Mitch and Jacob dropped their banter and scrambled back to the observation window. “Keep them in view,” Mitch ordered. “Don’t lose them.” Dark-haired and dark-eyed with a five o’clock shadow that showed up at three, Mitch Storm looked like what an adventure-book illustrator would come up with for an army captain and sharpshooter. Mitch was a few inches shorter than Jacob, but what he lacked in height he made up for in attitude. He had a pugilist’s build, all-muscle, and a gleam in his eyes that promised mischief.
“I’m on it,” Nowak replied. He was a good ten years older than either Storm or Drangosavich, with a little gray starting to show in his brown hair around the temples. To Jacob’s eye, Nowak looked more like he belonged at the prow of one of the river barges than high in an airship. He had the rumpled, lived-in look of a man who has spent his life in one cramped ship or another, either on the Oder River in his native Poland, or navigating the traffic on one of New Pittsburgh’s famed three rivers. Instead, a stint in the Navy had landed him in the nascent airship corps, and the Department had snapped him up for their own uses.
The airship’s engines whined as Nowak increased the power, steering their ship above the black ribbon that was the mighty Monongahela River, or as New Pittsburgh locals liked to call it, the Mon. Behind them, the Monongahela and the Allegheny Rivers joined to become the powerful Ohio, which in turn found its way into the Mississippi. Beneath them, the burn-off flares from the Jones and Laughlin steel mill on the south banks of the river reflected off thick clouds of coal smoke from factories that churned out coke and steel around the clock.
“What’d that reporter say it looked like?” Mitch asked. “Hell with the lid off? He got that right.”
Their airship, the Onyx Shadow, glided above the city. From here, the Mon seemed to be illuminated by torchlight, as up and down the river Mitch and Jacob could see the tall flare stacks of one massive steel mill after another.
“Have a care to give those flames a wide berth, or we’ll have big trouble,” Mitch warned.
“Don’t worry. I’ve got them in my sights,” Nowak assured them.

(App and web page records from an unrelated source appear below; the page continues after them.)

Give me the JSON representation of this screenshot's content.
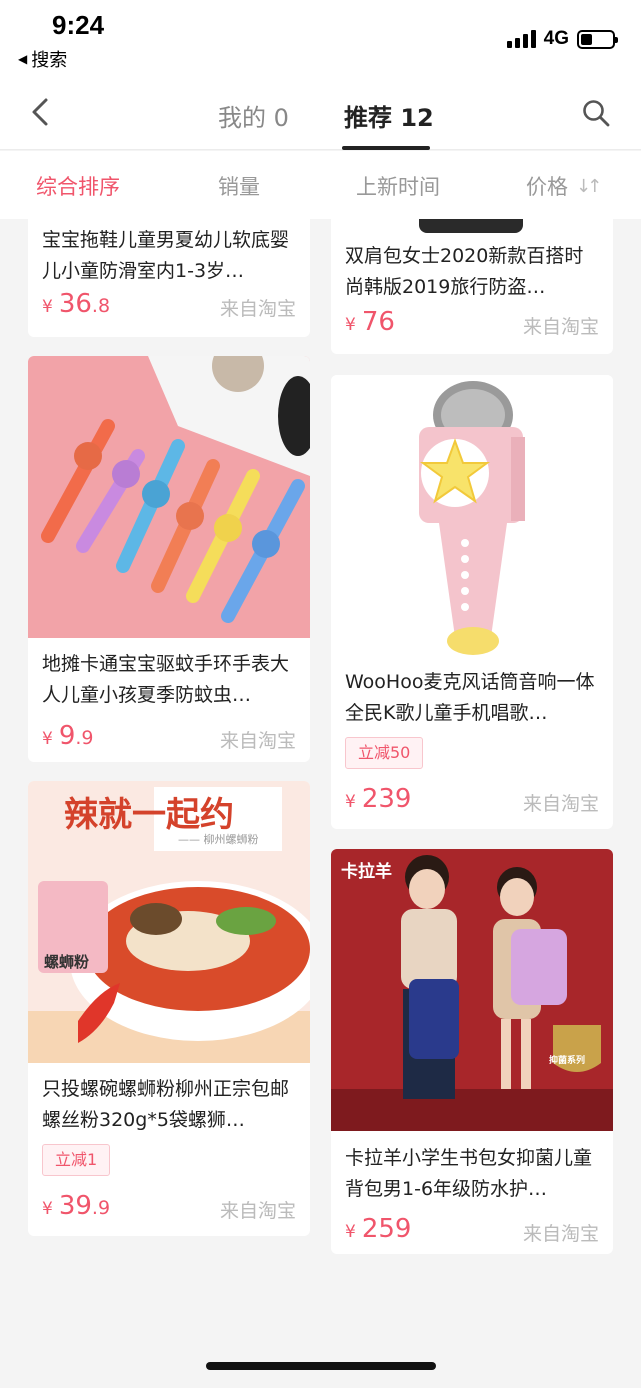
{
  "status": {
    "time": "9:24",
    "back_app": "搜索",
    "network": "4G",
    "battery_level": 0.35
  },
  "nav": {
    "tabs": [
      {
        "label": "我的 0"
      },
      {
        "label": "推荐 12"
      }
    ],
    "active_tab": 1
  },
  "sort": {
    "items": [
      {
        "label": "综合排序",
        "active": true
      },
      {
        "label": "销量"
      },
      {
        "label": "上新时间"
      },
      {
        "label": "价格"
      }
    ]
  },
  "products": [
    {
      "title": "宝宝拖鞋儿童男夏幼儿软底婴儿小童防滑室内1-3岁…",
      "price_int": "36",
      "price_dec": ".8",
      "currency": "¥",
      "source": "来自淘宝"
    },
    {
      "title": "双肩包女士2020新款百搭时尚韩版2019旅行防盗…",
      "price_int": "76",
      "price_dec": "",
      "currency": "¥",
      "source": "来自淘宝"
    },
    {
      "title": "地摊卡通宝宝驱蚊手环手表大人儿童小孩夏季防蚊虫…",
      "price_int": "9",
      "price_dec": ".9",
      "currency": "¥",
      "source": "来自淘宝"
    },
    {
      "title": "WooHoo麦克风话筒音响一体全民K歌儿童手机唱歌…",
      "price_int": "239",
      "price_dec": "",
      "currency": "¥",
      "source": "来自淘宝",
      "tag": "立减50"
    },
    {
      "title": "只投螺碗螺蛳粉柳州正宗包邮螺丝粉320g*5袋螺狮…",
      "price_int": "39",
      "price_dec": ".9",
      "currency": "¥",
      "source": "来自淘宝",
      "tag": "立减1",
      "image_text": {
        "banner": "辣就一起约",
        "sub": "—— 柳州螺蛳粉",
        "pack": "螺蛳粉"
      }
    },
    {
      "title": "卡拉羊小学生书包女抑菌儿童背包男1-6年级防水护…",
      "price_int": "259",
      "price_dec": "",
      "currency": "¥",
      "source": "来自淘宝",
      "image_text": {
        "brand": "卡拉羊",
        "badge": "抑菌系列"
      }
    }
  ],
  "colors": {
    "accent": "#f0556b",
    "muted": "#bbbbbb"
  }
}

“The orbs are moving faster,” Mitch said. “Keep after them!”
Jacob looked down, and then thought better of it, gripping the railing white-knuckled. “I hate flying,” he muttered. The river bank slipped by rapidly beneath the airship with its rail lines and mill towns, as barges chugged downriver without a care about the excitement in the skies above.

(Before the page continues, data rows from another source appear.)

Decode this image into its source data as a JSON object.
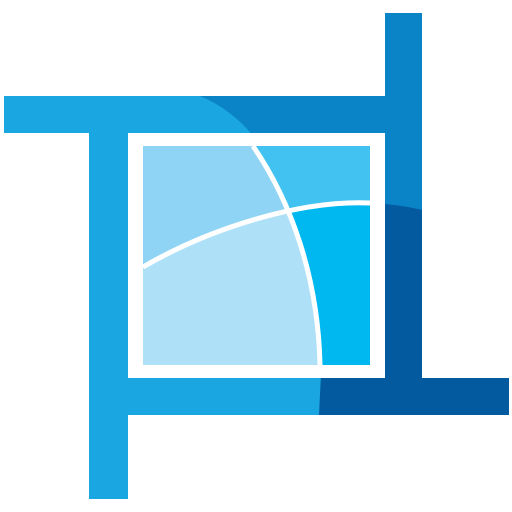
{
  "icon": {
    "name": "crop-tool-icon",
    "colors": {
      "background": "#ffffff",
      "frame_light": "#1aa6e0",
      "frame_mid": "#0a84c7",
      "frame_dark": "#045a9e",
      "pane_pale": "#aee0f8",
      "pane_light": "#8fd4f4",
      "pane_bright": "#41c2f0",
      "pane_cyan": "#00b8f0",
      "grid_line": "#ffffff"
    }
  }
}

Jacob pushed a stray lock of dark blond hair out of his eyes. He didn’t like his hair as short as regulations called for, or nearly as short as Mitch preferred to keep his. With a long thin face and pale blue eyes, Jacob was well aware he looked like the majority of Eastern European immigrants who had flocked to the manufacturing cities of the Northeast to work in the factories of America. The same slight accent that occasionally prompted a dour look from the Brass made him fit right in among the mill hunks and factory workers, as did his ability to speak several Slavic languages like a native. Like those mill workers, Jacob was tall and broad-shouldered, and hard work had put muscles on his lean frame. He seldom started fights, but often finished them.

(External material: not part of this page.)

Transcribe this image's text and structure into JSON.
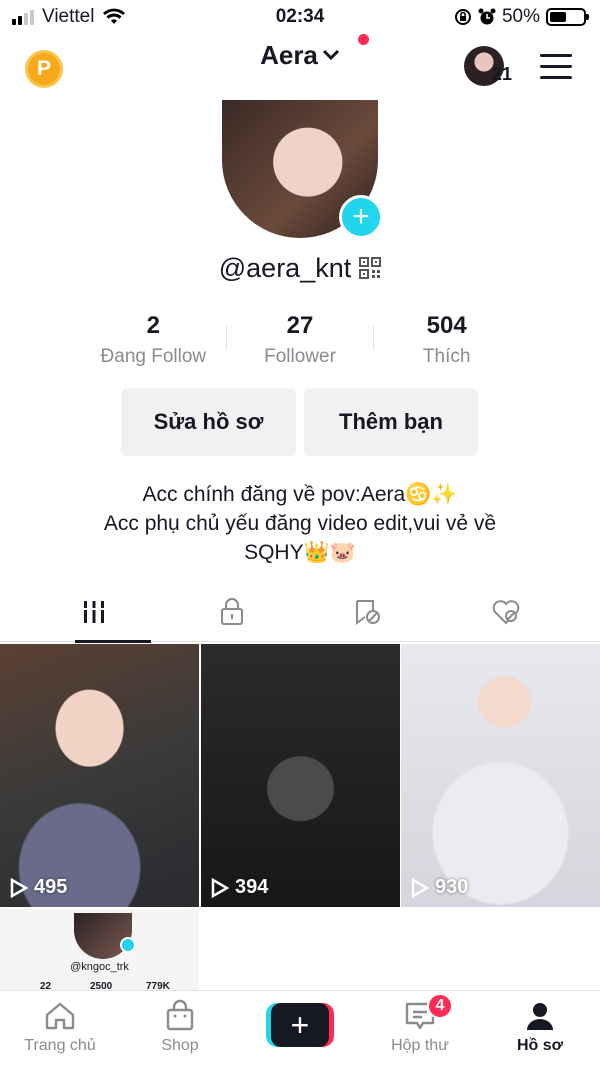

Nowak maneuvered the Onyx Shadow through the ever-present smoke. Visibility from the airship’s small bridge waxed and waned, and Jacob fingered his St. Blaise medal, certain they would plow into one of the high brick smokestacks or the steep hillsides that sloped down to the river. The experimental airship moved at top speed, faster than any of the commercial or private dirigibles, thanks to the Department’s top-secret technology and design. It was even faster than the Flying Scotsman locomotive in its best race. That didn’t bear dwelling on, in Jacob’s opinion.
“They’re damn fast,” Nowak said, leaning forward as if it would help the airship gain momentum.
“Can you keep up?” Mitch urged. Jacob had seen that light in his partner’s eyes before, usually just before the two of them created a calamity that tended to include explosions and which required lengthy explanations to their superiors.
“I can try,” Nowak said, his expression set in grim resolve. “We’re still working out the bugs. Not completely sure yet what this baby can do.”